** Opening RECORD EXTRACTS block **

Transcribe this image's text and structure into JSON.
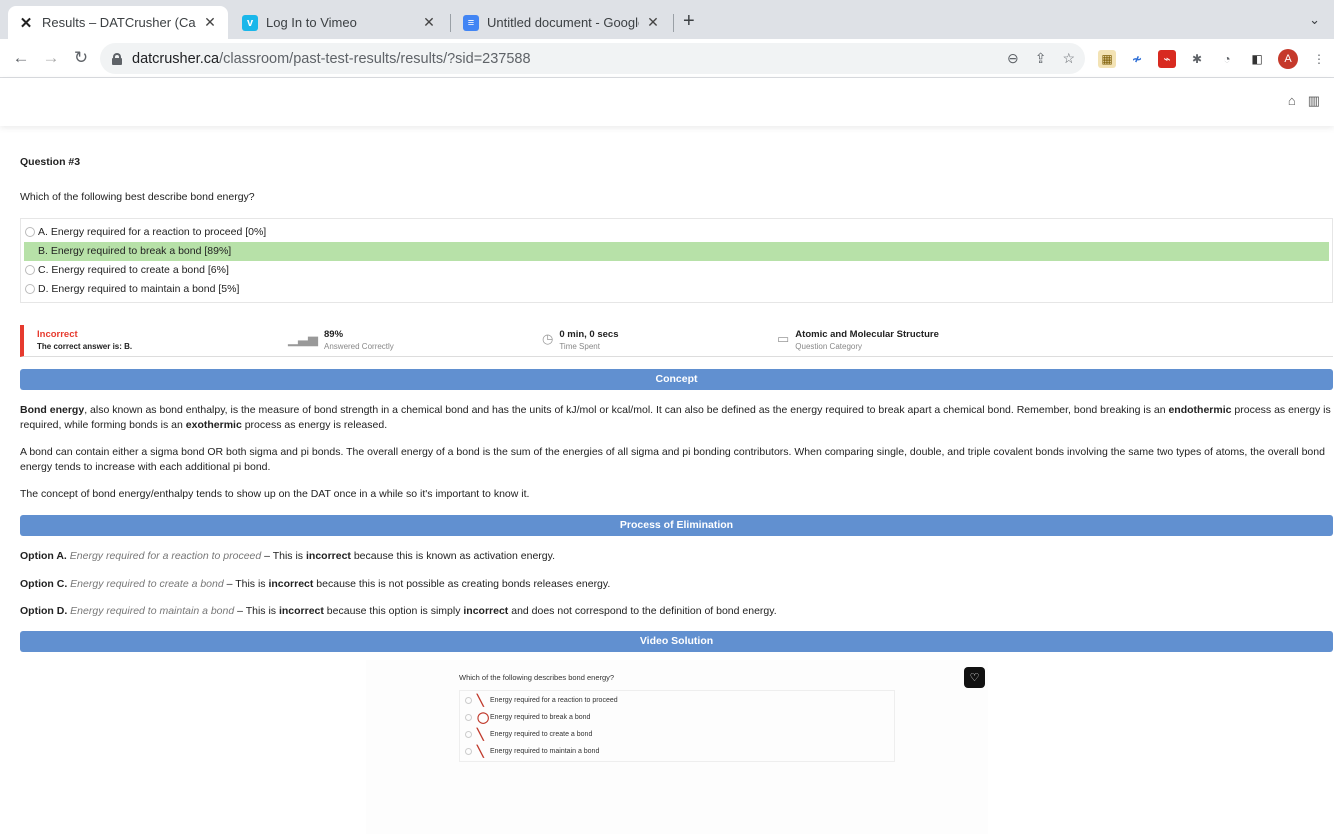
{
  "browser": {
    "tabs": [
      {
        "title": "Results – DATCrusher (Canadia",
        "active": true
      },
      {
        "title": "Log In to Vimeo",
        "active": false
      },
      {
        "title": "Untitled document - Google Do",
        "active": false
      }
    ],
    "url_host": "datcrusher.ca",
    "url_path": "/classroom/past-test-results/results/?sid=237588",
    "avatar_letter": "A"
  },
  "question": {
    "number_label": "Question #3",
    "text": "Which of the following best describe bond energy?",
    "options": [
      "A. Energy required for a reaction to proceed [0%]",
      "B. Energy required to break a bond [89%]",
      "C. Energy required to create a bond [6%]",
      "D. Energy required to maintain a bond [5%]"
    ]
  },
  "stats": {
    "status": "Incorrect",
    "correct_answer": "The correct answer is: B.",
    "percent": "89%",
    "percent_label": "Answered Correctly",
    "time": "0 min, 0 secs",
    "time_label": "Time Spent",
    "category": "Atomic and Molecular Structure",
    "category_label": "Question Category"
  },
  "sections": {
    "concept": "Concept",
    "elimination": "Process of Elimination",
    "video": "Video Solution"
  },
  "concept": {
    "p1_b1": "Bond energy",
    "p1_t1": ", also known as bond enthalpy, is the measure of bond strength in a chemical bond and has the units of kJ/mol or kcal/mol. It can also be defined as the energy required to break apart a chemical bond. Remember, bond breaking is an ",
    "p1_b2": "endothermic",
    "p1_t2": " process as energy is required, while forming bonds is an ",
    "p1_b3": "exothermic",
    "p1_t3": " process as energy is released.",
    "p2": "A bond can contain either a sigma bond OR both sigma and pi bonds. The overall energy of a bond is the sum of the energies of all sigma and pi bonding contributors. When comparing single, double, and triple covalent bonds involving the same two types of atoms, the overall bond energy tends to increase with each additional pi bond.",
    "p3": "The concept of bond energy/enthalpy tends to show up on the DAT once in a while so it's important to know it."
  },
  "elimination": [
    {
      "label": "Option A.",
      "option": "Energy required for a reaction to proceed",
      "t1": " – This is ",
      "b1": "incorrect",
      "t2": " because this is known as activation energy.",
      "b2": "",
      "t3": ""
    },
    {
      "label": "Option C.",
      "option": "Energy required to create a bond",
      "t1": " – This is ",
      "b1": "incorrect",
      "t2": " because this is not possible as creating bonds releases energy.",
      "b2": "",
      "t3": ""
    },
    {
      "label": "Option D.",
      "option": "Energy required to maintain a bond",
      "t1": " – This is ",
      "b1": "incorrect",
      "t2": " because this option is simply ",
      "b2": "incorrect",
      "t3": " and does not correspond to the definition of bond energy."
    }
  ],
  "video": {
    "question": "Which of the following describes bond energy?",
    "options": [
      "Energy required for a reaction to proceed",
      "Energy required to break a bond",
      "Energy required to create a bond",
      "Energy required to maintain a bond"
    ]
  }
}
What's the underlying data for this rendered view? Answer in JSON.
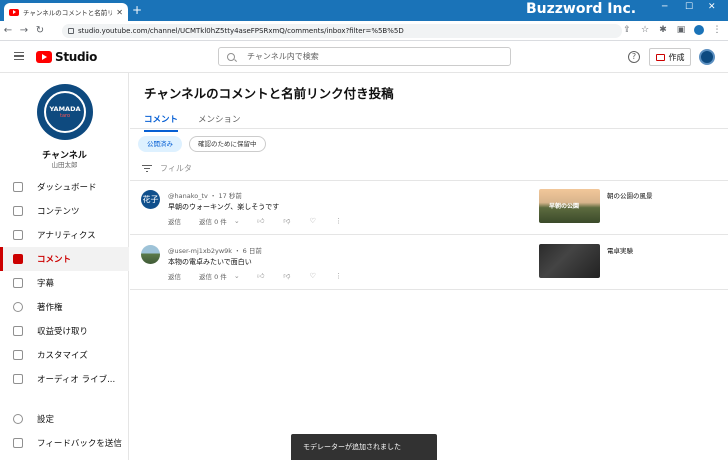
{
  "browser": {
    "tab_title": "チャンネルのコメントと名前リンク付き投",
    "new_tab": "+",
    "brand": "Buzzword Inc.",
    "url": "studio.youtube.com/channel/UCMTkl0hZ5tty4aseFPSRxmQ/comments/inbox?filter=%5B%5D"
  },
  "header": {
    "logo_text": "Studio",
    "search_placeholder": "チャンネル内で検索",
    "create_label": "作成"
  },
  "sidebar": {
    "avatar_text": "YAMADA",
    "avatar_sub": "taro",
    "channel_name": "チャンネル",
    "user_name": "山田太郎",
    "items": [
      {
        "label": "ダッシュボード",
        "active": false
      },
      {
        "label": "コンテンツ",
        "active": false
      },
      {
        "label": "アナリティクス",
        "active": false
      },
      {
        "label": "コメント",
        "active": true
      },
      {
        "label": "字幕",
        "active": false
      },
      {
        "label": "著作権",
        "active": false
      },
      {
        "label": "収益受け取り",
        "active": false
      },
      {
        "label": "カスタマイズ",
        "active": false
      },
      {
        "label": "オーディオ ライブ...",
        "active": false
      }
    ],
    "bottom_items": [
      {
        "label": "設定"
      },
      {
        "label": "フィードバックを送信"
      }
    ]
  },
  "main": {
    "title": "チャンネルのコメントと名前リンク付き投稿",
    "tabs": [
      {
        "label": "コメント",
        "active": true
      },
      {
        "label": "メンション",
        "active": false
      }
    ],
    "chips": [
      {
        "label": "公開済み",
        "active": true
      },
      {
        "label": "確認のために保留中",
        "active": false
      }
    ],
    "filter_label": "フィルタ",
    "comments": [
      {
        "avatar_text": "花子",
        "meta": "@hanako_tv ・ 17 秒前",
        "text": "早朝のウォーキング、楽しそうです",
        "reply_label": "返信",
        "replies_label": "返信 0 件",
        "video_title": "朝の公園の風景",
        "thumb_caption": "早朝の公園"
      },
      {
        "avatar_text": "",
        "meta": "@user-mj1xb2yw9k ・ 6 日前",
        "text": "本物の電卓みたいで面白い",
        "reply_label": "返信",
        "replies_label": "返信 0 件",
        "video_title": "電卓実験",
        "thumb_caption": ""
      }
    ]
  },
  "toast": "モデレーターが追加されました"
}
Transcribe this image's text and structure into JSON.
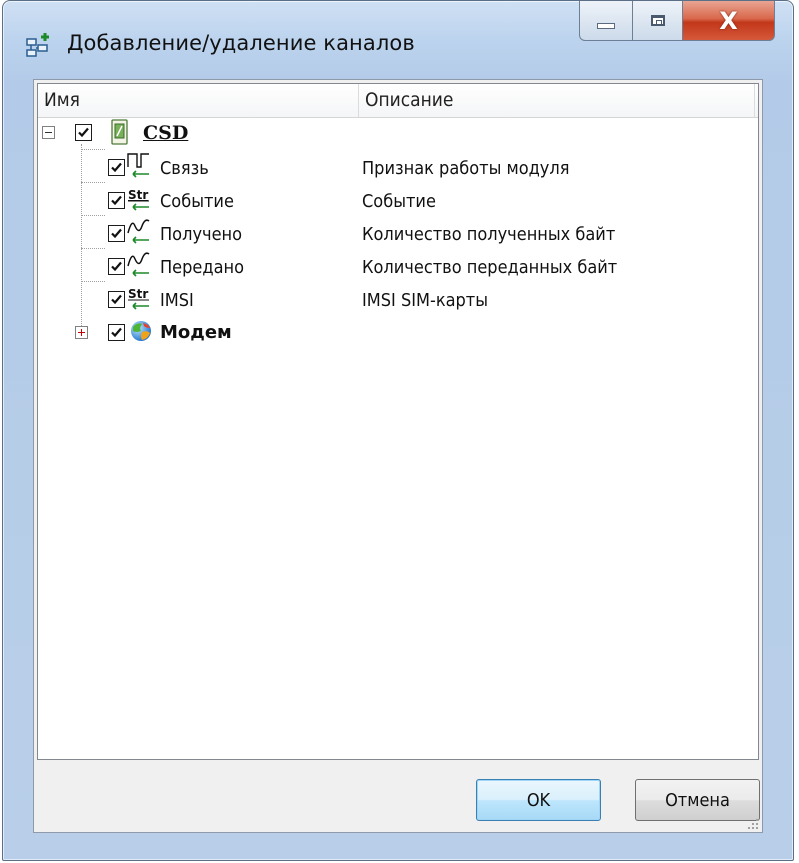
{
  "window": {
    "title": "Добавление/удаление каналов",
    "close_glyph": "X"
  },
  "columns": [
    {
      "label": "Имя"
    },
    {
      "label": "Описание"
    }
  ],
  "tree": {
    "root": {
      "name": "CSD",
      "expanded": true,
      "checked": true,
      "icon": "module-icon",
      "children": [
        {
          "name": "Связь",
          "description": "Признак работы модуля",
          "icon": "square-wave-icon",
          "checked": true
        },
        {
          "name": "Событие",
          "description": "Событие",
          "icon": "string-channel-icon",
          "checked": true
        },
        {
          "name": "Получено",
          "description": "Количество полученных байт",
          "icon": "analog-wave-icon",
          "checked": true
        },
        {
          "name": "Передано",
          "description": "Количество переданных байт",
          "icon": "analog-wave-icon",
          "checked": true
        },
        {
          "name": "IMSI",
          "description": "IMSI SIM-карты",
          "icon": "string-channel-icon",
          "checked": true
        }
      ]
    },
    "modem": {
      "name": "Модем",
      "expanded": false,
      "checked": true,
      "icon": "modem-globe-icon"
    }
  },
  "buttons": {
    "ok_label": "OK",
    "cancel_label": "Отмена"
  },
  "colors": {
    "accent_green": "#1d8a2a",
    "default_button_border": "#3c7fb1",
    "close_button": "#c2371a"
  }
}
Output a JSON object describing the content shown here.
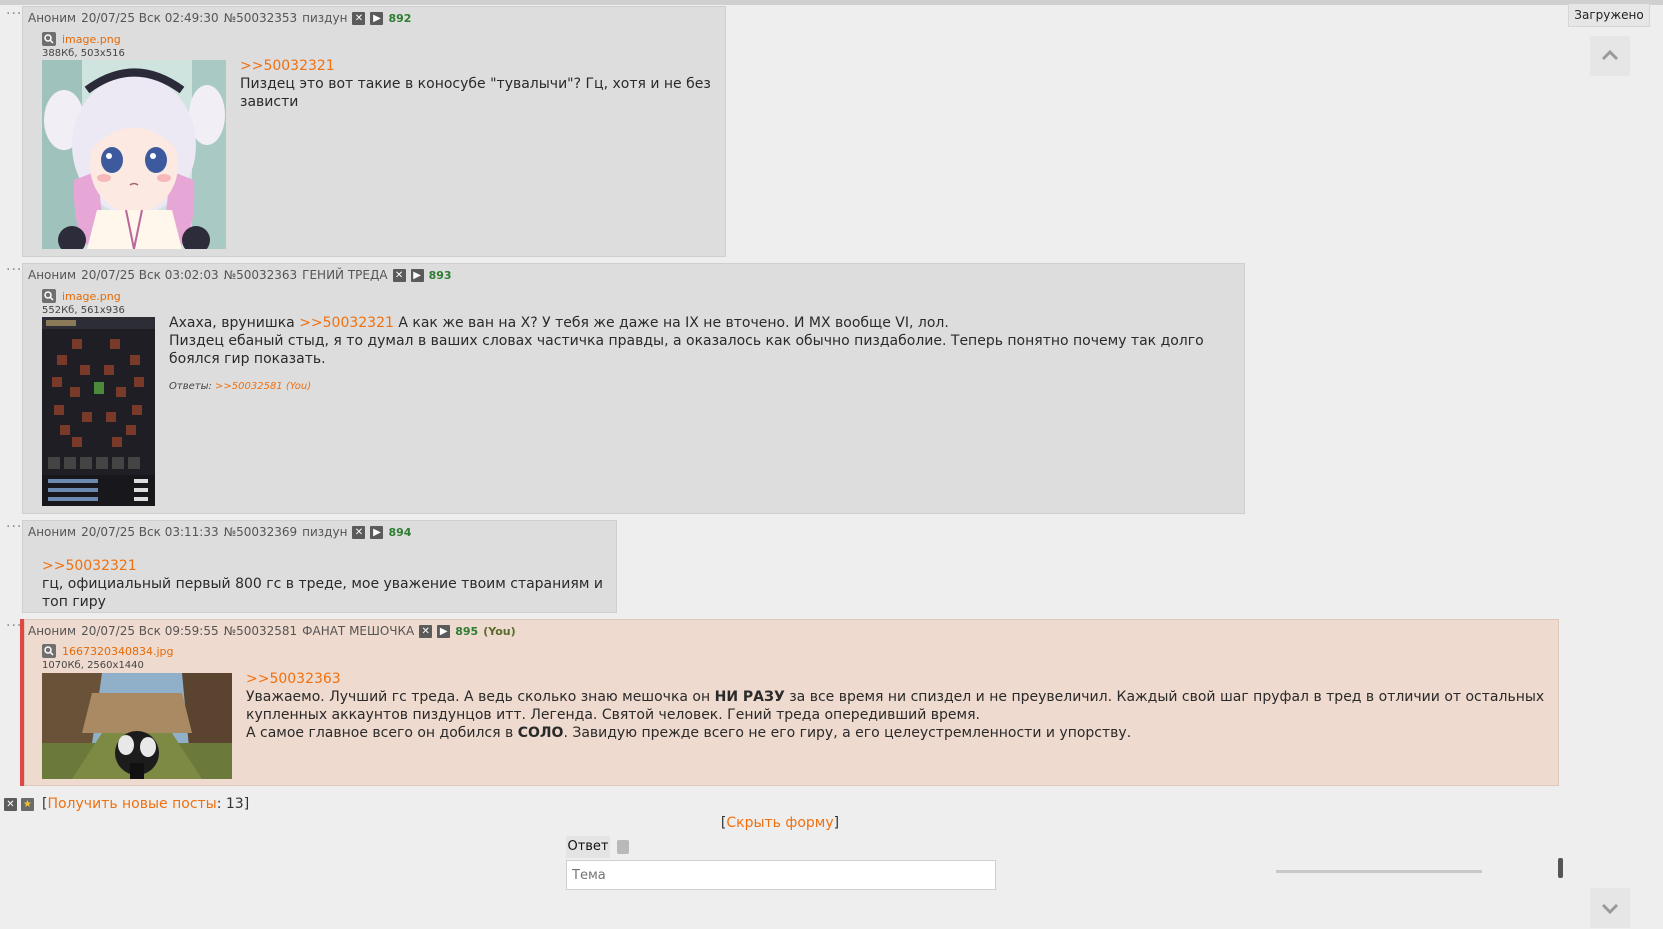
{
  "status": {
    "loaded": "Загружено"
  },
  "posts": [
    {
      "header": {
        "name": "Аноним",
        "date": "20/07/25 Вск 02:49:30",
        "num": "№50032353",
        "tag": "пиздун",
        "count": "892",
        "you": ""
      },
      "file": {
        "name": "image.png",
        "meta": "388Кб, 503x516"
      },
      "body": {
        "link1": ">>50032321",
        "text1": "Пиздец это вот такие в коносубе \"тувалычи\"? Гц, хотя и не без зависти"
      }
    },
    {
      "header": {
        "name": "Аноним",
        "date": "20/07/25 Вск 03:02:03",
        "num": "№50032363",
        "tag": "ГЕНИЙ ТРЕДА",
        "count": "893",
        "you": ""
      },
      "file": {
        "name": "image.png",
        "meta": "552Кб, 561x936"
      },
      "body": {
        "text1a": "Ахаха, врунишка ",
        "link1": ">>50032321",
        "text1b": " А как же ван на X? У тебя же даже на IX не вточено. И MX вообще VI, лол.",
        "text2": "Пиздец ебаный стыд, я то думал в ваших словах частичка правды, а оказалось как обычно пиздаболие. Теперь понятно почему так долго боялся гир показать.",
        "replies_label": "Ответы: ",
        "replies_link": ">>50032581 (You)"
      }
    },
    {
      "header": {
        "name": "Аноним",
        "date": "20/07/25 Вск 03:11:33",
        "num": "№50032369",
        "tag": "пиздун",
        "count": "894",
        "you": ""
      },
      "body": {
        "link1": ">>50032321",
        "text1": "гц, официальный первый 800 гс в треде, мое уважение твоим стараниям и топ гиру"
      }
    },
    {
      "header": {
        "name": "Аноним",
        "date": "20/07/25 Вск 09:59:55",
        "num": "№50032581",
        "tag": "ФАНАТ МЕШОЧКА",
        "count": "895",
        "you": "(You)"
      },
      "file": {
        "name": "1667320340834.jpg",
        "meta": "1070Кб, 2560x1440"
      },
      "body": {
        "link1": ">>50032363",
        "t1": "Уважаемо. Лучший гс треда. А ведь сколько знаю мешочка он ",
        "b1": "НИ РАЗУ",
        "t2": " за все время ни спиздел и не преувеличил. Каждый свой шаг пруфал в тред в отличии от остальных купленных аккаунтов пиздунцов итт. Легенда. Святой человек. Гений треда опередивший время.",
        "t3": "А самое главное всего он добился в ",
        "b2": "СОЛО",
        "t4": ". Завидую прежде всего не его гиру, а его целеустремленности и упорству."
      }
    }
  ],
  "footer": {
    "get_new_label": "Получить новые посты",
    "get_new_count": ": 13]",
    "hide_form": "Скрыть форму",
    "reply_tab": "Ответ",
    "theme_placeholder": "Тема"
  }
}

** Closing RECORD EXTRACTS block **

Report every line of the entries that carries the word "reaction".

### EXERCISE SOLUTION
      "A. Energy required for a reaction to proceed [0%]",
      "option": "Energy required for a reaction to proceed",
      "Energy required for a reaction to proceed",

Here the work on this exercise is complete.